Muttworks is a nifty little business model that allows people to “detail” their canine friends, like going to a carwash.  You can drop Rover off to be bathed and groomed by professionals, or you can avail yourself of one of the Muttworks self-service stations and scrub him down to your own satisfaction.

I took our mutt, Hoo, to the groomers when we came back from Port Aransas.  They did a great job of shaping up his shaggy bits, and getting the sand burrs out of his beard, but he had some kind of reaction to whatever soap was used and it was dry skin/dandruff city with the poor guy.  Rather than breaking my back trying to take care of business in the backyard, or grodding out the bathtub, I decided to give Muttworks a try.

Hoo and I hopped in the car and headed over on a Saturday.  Now, I like washing dogs.  I think it’s fun, so I was kind of excited to try this out.  Hoo likes baths.  What could go wrong?

If you have a well behaved dog, nothing. 

Muttworks is cleaner than I had expected, had plenty of space for me to work with Hoo, and lived up to their promise to provide all the products and gear I needed to get my pup in prime shape.  Because I was there while the groomers were working, I got a glimpse into how they treated the animals, and I was pleased with what I saw.

 

Hoo in a quiet moment.  He was deciding at which dog to bark.  See how his fur is turning brown?!
Hoo in a quiet moment. He was deciding at which dog to bark. See how his fur is turning brown?!

 

While we were waiting for our tub, Hoo and I sat on the floor, where I could keep better control of him.  Poor, little, ill-behaved monster that he is–professional, in-home training starts Wednesday night.  He was going nuts barking–was just beside himself.  And when the Husky, who was getting her blow out, started to talk back to him…

Listen, when we walked in, Muttworks was quiet and pleasant.  We ruined the atmosphere.  I was that mother in the grocery store with the screaming kid, only my kid had four legs, fur, and wanted to eat you.

Mostly, he looked like this.  An attack muppet.
Mostly, he looked like this.
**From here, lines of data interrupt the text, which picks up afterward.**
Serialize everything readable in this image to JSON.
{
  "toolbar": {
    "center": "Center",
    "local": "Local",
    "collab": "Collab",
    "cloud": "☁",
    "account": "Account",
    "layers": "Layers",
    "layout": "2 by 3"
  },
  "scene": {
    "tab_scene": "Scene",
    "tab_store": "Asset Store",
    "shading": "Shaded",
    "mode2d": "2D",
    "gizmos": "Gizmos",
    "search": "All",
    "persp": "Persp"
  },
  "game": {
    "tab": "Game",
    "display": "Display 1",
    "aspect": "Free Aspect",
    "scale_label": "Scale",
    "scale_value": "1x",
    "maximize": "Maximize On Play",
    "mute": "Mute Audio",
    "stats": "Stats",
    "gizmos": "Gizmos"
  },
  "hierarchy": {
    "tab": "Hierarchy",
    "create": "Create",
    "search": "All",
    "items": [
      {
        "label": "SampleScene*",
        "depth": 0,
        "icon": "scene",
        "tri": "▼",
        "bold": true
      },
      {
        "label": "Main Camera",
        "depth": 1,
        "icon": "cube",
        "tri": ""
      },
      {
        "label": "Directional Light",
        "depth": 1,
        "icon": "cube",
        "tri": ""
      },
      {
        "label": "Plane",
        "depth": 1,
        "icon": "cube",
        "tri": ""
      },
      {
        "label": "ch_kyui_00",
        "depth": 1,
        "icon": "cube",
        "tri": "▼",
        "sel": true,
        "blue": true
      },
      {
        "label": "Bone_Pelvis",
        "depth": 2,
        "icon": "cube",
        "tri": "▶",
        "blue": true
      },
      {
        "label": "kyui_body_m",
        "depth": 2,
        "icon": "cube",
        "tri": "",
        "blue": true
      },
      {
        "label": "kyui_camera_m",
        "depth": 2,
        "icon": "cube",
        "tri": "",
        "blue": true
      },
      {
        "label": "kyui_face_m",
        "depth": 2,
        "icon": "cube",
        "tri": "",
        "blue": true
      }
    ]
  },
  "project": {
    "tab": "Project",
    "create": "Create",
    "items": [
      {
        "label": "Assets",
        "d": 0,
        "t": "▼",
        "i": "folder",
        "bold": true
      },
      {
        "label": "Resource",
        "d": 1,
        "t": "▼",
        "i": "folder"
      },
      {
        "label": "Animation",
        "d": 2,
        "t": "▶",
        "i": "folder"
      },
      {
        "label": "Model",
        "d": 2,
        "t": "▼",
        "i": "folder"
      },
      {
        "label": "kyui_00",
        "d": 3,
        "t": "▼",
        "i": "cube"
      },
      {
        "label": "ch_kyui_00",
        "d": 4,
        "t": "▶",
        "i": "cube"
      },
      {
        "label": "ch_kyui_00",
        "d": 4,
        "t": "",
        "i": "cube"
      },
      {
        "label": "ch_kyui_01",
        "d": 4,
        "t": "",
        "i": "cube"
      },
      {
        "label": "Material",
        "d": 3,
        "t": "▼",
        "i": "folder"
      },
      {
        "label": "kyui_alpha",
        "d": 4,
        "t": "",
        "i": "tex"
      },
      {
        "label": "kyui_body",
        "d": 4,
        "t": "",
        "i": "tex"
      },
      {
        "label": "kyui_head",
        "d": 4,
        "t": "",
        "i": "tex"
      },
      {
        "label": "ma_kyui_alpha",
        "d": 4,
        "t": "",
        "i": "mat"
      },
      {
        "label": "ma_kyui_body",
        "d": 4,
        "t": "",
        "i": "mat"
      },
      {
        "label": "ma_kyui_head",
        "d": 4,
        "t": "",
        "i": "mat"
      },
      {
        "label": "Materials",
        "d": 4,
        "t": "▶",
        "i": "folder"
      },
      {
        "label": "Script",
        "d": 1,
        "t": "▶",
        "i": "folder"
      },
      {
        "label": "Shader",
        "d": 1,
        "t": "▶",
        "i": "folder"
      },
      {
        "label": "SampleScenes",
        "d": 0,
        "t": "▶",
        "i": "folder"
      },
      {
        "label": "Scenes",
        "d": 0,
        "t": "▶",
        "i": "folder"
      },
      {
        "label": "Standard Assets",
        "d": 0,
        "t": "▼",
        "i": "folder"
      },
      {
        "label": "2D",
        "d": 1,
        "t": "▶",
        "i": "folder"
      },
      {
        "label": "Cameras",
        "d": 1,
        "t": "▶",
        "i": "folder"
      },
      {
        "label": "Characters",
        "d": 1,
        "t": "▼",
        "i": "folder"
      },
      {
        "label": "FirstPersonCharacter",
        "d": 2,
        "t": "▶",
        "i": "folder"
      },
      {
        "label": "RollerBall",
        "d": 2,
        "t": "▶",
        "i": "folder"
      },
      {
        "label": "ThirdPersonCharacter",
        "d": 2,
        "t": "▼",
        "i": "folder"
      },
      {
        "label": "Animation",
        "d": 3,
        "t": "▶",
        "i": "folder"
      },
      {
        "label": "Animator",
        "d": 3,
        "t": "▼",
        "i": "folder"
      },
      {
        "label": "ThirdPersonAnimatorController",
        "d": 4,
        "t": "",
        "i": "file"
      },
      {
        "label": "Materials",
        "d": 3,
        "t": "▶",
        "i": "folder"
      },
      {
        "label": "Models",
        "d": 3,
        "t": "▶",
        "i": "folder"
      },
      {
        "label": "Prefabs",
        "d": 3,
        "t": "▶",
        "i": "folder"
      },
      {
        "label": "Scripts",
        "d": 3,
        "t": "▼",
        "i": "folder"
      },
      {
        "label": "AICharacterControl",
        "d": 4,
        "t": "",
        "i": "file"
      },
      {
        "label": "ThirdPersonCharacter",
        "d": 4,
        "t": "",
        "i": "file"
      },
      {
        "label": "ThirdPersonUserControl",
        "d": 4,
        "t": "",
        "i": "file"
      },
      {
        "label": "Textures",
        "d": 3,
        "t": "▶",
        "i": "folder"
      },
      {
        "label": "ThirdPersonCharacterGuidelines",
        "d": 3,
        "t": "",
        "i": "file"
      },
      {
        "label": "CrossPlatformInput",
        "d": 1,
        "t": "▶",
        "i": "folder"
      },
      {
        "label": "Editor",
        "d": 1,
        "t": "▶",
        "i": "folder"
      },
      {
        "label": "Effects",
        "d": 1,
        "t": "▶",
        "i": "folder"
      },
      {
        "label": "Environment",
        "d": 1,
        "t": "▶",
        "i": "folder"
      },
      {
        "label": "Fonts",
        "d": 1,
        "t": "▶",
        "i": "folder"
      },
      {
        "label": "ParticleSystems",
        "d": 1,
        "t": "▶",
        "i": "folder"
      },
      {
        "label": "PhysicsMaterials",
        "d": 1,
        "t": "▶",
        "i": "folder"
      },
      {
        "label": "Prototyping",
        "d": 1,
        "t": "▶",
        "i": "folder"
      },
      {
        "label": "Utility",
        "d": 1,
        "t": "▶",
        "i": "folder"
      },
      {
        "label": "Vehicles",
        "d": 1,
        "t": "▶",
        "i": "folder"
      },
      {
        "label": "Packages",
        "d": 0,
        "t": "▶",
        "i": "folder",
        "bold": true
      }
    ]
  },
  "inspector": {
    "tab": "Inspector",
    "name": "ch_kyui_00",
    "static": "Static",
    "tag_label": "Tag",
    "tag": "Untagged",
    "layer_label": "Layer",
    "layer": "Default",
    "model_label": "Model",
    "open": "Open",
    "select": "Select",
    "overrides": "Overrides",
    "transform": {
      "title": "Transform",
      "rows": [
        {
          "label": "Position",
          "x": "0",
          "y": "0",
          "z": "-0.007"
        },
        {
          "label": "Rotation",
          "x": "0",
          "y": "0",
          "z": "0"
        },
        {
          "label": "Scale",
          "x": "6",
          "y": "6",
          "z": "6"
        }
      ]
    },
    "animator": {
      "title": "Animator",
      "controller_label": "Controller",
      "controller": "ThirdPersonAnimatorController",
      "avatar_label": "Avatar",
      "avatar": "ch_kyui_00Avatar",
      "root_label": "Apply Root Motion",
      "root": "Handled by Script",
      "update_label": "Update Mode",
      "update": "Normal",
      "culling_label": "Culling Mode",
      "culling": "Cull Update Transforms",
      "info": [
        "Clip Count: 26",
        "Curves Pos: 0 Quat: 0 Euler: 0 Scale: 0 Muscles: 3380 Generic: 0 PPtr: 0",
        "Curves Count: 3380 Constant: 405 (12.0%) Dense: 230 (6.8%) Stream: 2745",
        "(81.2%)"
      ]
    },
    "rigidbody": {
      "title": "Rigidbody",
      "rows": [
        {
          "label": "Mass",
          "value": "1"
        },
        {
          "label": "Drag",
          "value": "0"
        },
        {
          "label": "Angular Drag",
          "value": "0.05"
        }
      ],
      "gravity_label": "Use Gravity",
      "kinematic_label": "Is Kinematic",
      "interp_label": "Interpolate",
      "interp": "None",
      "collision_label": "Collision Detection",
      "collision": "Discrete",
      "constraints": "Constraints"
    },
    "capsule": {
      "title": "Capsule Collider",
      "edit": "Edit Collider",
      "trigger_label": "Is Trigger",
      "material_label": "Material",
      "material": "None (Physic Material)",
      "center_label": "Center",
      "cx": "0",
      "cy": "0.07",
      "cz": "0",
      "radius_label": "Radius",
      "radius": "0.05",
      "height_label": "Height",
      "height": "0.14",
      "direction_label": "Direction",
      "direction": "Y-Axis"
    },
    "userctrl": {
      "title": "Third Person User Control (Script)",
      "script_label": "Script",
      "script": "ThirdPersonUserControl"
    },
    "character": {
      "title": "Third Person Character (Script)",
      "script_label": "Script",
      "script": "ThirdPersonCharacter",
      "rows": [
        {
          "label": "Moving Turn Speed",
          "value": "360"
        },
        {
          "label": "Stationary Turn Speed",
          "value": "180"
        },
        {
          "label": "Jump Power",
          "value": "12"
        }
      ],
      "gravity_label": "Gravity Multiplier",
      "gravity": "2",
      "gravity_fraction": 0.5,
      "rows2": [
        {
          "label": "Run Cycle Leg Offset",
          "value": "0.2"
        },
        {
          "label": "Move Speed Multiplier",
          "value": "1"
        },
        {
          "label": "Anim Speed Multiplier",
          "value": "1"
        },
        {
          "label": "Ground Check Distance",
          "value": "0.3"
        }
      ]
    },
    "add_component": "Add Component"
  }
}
An attack muppet.

For all that, and he barked 80% of the time we were in there, I only got a couple of dirty looks.  The employees were very gracious.

But you want to know about how it all worked.  It worked well!  I got Hoo into a tub, scrubbed him down twice and conditioned him, then helped him onto the grooming table and blew him dry in a quarter of the time it takes with my Conair.  We’d have been finished even faster if he’d cooperated a bit more.

I would definitely go back to Muttworks, but I would try to find a time when there are fewer dogs around.  I’m hoping the training sessions help.  He’s such a barky little guy!

Muttworks gets 4 out of 5 stars from me. 

Why not 5?  Allergies.  I ended up in a snowstorm of Husky fur while that pretty girl was getting her blow out, and I thought my head was going to explode for the rest of the day.  It’s not a place to go if you have any sensitivity at all to dander or fur.  But that’s not something that can be helped.